# Prosiectau Ffiseg ar gyfer myfyrwyr bl.3 a bl.4

### The Lock and Key Paradox of Special Relativity

#### (supervisor: Balázs Pintér)

Nature of project: theory, software

Available to students on full-time physics degree schemes or joint students.

#### Project description and methodology

One of the most fascinating ways of understanding the special and general theories of relativity is through studying their ever-increasing number of paradoxes.

The lock and key paradox particularly shows the importance of putting away our intuitions that originate in a world where relative speeds between objects are much less than the speed of light.

The main message of the lock and key paradox is simple: a rigid object (distances between parts of the object do not change) is only a model that can be used in classical dynamics but does not work when studying fast objects. The real challenge of the project is to give a correct description of how information propagates inside the different parts of the lock and the key and what is actually happening in detail when the two objects ‘collide’.

The lock-and-key system is fundamentally two dimensional, which makes it challenging to visualise the collision in a Minkowski space-time diagram but it is worth making the effort.

A successful project will develop beyond the above in one/some of the following directions:
- The details of the collision, derived from the Lorentz equations and Minkowski diagrams, could be nicely visualised by converting the results into animation.

- An extensive parameter study can be added to the project to determine the physical and geometric properties of the lock and key that result in a collision without breaking the lock and/or the key.

- The speed of information propagation in the two objects relative to the object can be less than the speed of light. The mathematics of such a more realistic model can be expected to be more complicated.

- The details of the collision of the key and lock can be derived in a inertial frame in which none of the two objects is stationary.

When considering where to take your project, please bear in mind the time available. It is preferable to do fewer things well than to try many and not get conclusive results on any of them. However, sometimes it is useful to have a couple of strands of investigation in parallel to work on in case delays occur.

Additional scope or challenge if taken as a Year-4 project: There are different levels of how realistically the propagation of information from the position of collision is modelled.
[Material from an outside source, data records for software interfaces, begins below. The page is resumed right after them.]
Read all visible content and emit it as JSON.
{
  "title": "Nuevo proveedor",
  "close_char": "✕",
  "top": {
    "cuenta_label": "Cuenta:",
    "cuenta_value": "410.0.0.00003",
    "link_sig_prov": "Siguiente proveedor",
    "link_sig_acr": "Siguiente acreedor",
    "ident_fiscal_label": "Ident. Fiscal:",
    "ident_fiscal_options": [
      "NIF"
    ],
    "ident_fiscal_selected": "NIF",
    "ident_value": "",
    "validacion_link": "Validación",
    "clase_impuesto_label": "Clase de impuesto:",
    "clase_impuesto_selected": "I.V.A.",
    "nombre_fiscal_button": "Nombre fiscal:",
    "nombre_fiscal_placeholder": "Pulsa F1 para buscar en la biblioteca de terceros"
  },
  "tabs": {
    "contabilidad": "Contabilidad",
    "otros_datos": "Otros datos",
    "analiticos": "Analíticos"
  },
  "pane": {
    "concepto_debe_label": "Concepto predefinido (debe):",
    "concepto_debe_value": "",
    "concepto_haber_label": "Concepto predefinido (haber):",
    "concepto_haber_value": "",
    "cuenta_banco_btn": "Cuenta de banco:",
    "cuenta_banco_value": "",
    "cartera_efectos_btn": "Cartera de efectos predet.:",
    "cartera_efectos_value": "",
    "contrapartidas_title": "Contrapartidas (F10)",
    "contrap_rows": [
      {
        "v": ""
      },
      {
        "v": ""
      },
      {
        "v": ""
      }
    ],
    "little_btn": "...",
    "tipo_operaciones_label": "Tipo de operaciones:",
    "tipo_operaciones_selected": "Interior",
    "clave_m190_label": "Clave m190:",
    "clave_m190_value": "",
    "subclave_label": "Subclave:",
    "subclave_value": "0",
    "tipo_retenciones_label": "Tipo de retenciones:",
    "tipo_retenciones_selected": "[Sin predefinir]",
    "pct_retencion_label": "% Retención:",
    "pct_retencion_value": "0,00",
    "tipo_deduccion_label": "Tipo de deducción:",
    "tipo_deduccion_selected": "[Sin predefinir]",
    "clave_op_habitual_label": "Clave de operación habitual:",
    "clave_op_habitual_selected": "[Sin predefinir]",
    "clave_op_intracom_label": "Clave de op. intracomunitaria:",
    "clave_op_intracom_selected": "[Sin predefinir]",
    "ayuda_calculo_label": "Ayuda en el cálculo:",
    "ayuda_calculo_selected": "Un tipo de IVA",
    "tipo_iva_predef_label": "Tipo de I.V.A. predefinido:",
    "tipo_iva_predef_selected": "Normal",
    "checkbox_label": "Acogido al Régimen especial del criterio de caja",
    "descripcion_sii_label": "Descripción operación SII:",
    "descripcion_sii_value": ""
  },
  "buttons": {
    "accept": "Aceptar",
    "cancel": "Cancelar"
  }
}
For example, assuming finite speed of information propagation perpendicular to the line of motion would provide a more accurate understanding of the kinematics of the collision than the 'semi 1D' model, used in the Y3 project.

Please speak to Balázs Pintér (bap) if you consider doing this project.

Initial literature for students:

1. Rindler, W., “Length Contraction Paradox”, 1961, American Journal of Physics, Volume 29, Issue 6, pp. 365-366
2. Soler, D., “Reference Frames and Rigid Motions in Relativity: Applications”, 2006, Foundations of Physics, Volume 36, Issue 11, pp.1718-1735
3. Pierce, E., “The lock and key paradox and the limits of rigidity in special relativity”, 2007, American Journal of Physics, Volume 75, Issue 7, pp. 610-614
4. Syla, N., Klinaku, S., “Rigid body and the ‘length contraction paradoxes’ in special relativity”, 2017, Physics Essays, 30, 1, 97-99

#### Novelty, degree of difficulty and amount of assistance required

The lock and key paradox is far from fully exploited. Only a handful of papers are available on the basic paradox, and none of them provides a detailed description of the dynamics. The main difficulty of the project is to work out how to put together the different stages of the collision, which are in a complex cause-and-effect relationship with each other.

Supervision and discussions can be done online.

#### Project milestones and deliverables (including timescale)

milestoneto be completed by
Understanding the paradox and its resolutionend of October
Finding a working model to describe the details of the collisionsChristmas
Setting up the model, the related Lorentz equations and the space-time diagram for the modelend of February
Creating a space-time diagram of the dynamics of the collisionEaster